- It may take 5-10 days for symptoms to develop. Common symptoms include coughing, sneezing, runny nose, and mild fever.
- If whooping cough is suspected, the parents and/or Scoutmaster should notify the council and council physician so that other potentially exposed Scouts can be notified. An incident report should be filed.
Incident Review #4—Infected Sore
An 11-year-old Scout has a number of bug bites on his leg following a patrol hike. Two days later, one of the bug bites has an area of redness about a half-inch in diameter with pus in the center. He notices that he has two other similar sores with redness that are higher up on his leg where there were no bug bites. The Scout washes the sores with soap and water and is taken to a pediatrician. Impetigo is diagnosed, and antibiotics are started. The Scout calls his Scoutmaster to notify others in the troop to look for similar sores.
- Impetigo is the medical name for infected sores on the skin. Sores can have a yellow-red crust or there can be multiple small blisters.
- Impetigo is very contagious and can easily spread from one person to another. Antibiotics are always needed to treat it.
- Germs may be on clothes, bedding, towels, and equipment that the sores may have touched. Be sure clothing, bedding, and towels are washed in hot water and dried in high heat. Soap and warm water should be used for washing equipment.
- The sores frequently occur where there has been other skin irritation, such as from a bug bite, a cut, or poison ivy.
- If impetigo is diagnosed at camp, the person should be isolated until he or she can be removed from camp.
- Good handwashing can help prevent the infection.
- When are disease symptoms likely to have serious consequences?
- What immunizations are required by the BSA?
- How many of your units/camps use the Pre-Event Medical Screening Checklist?
- What are the differences between food poisoning and norovirus?
- What is your camp’s isolation procedure?

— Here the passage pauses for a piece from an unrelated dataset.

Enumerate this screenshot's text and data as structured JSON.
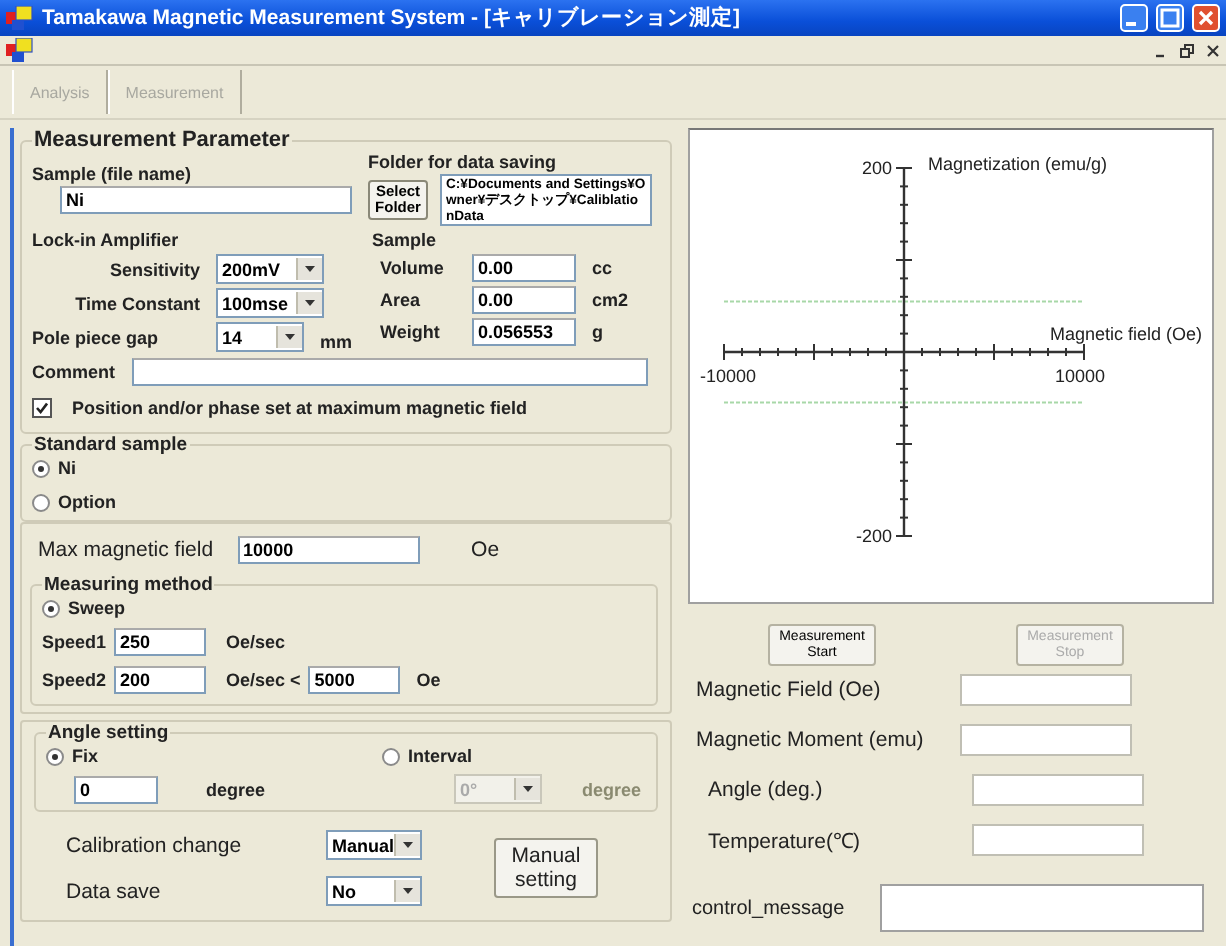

- Mayo Clinic—Strep Throat
- Centers for Disease Control and Prevention—Norovirus
- Centers for Disease Control and Prevention—Pertussis FAQ
- Environmental Protection Agency—Green Cleaning, Sanitizing, and Disinfecting: A Curriculum for Early Care and Education
- Prevention of Communicable Diseases in Scouting: Recommendations for Unit and Council Event Leaders
- Pre-Event Medical Screening Checklist
- Report of the Immunization Task Force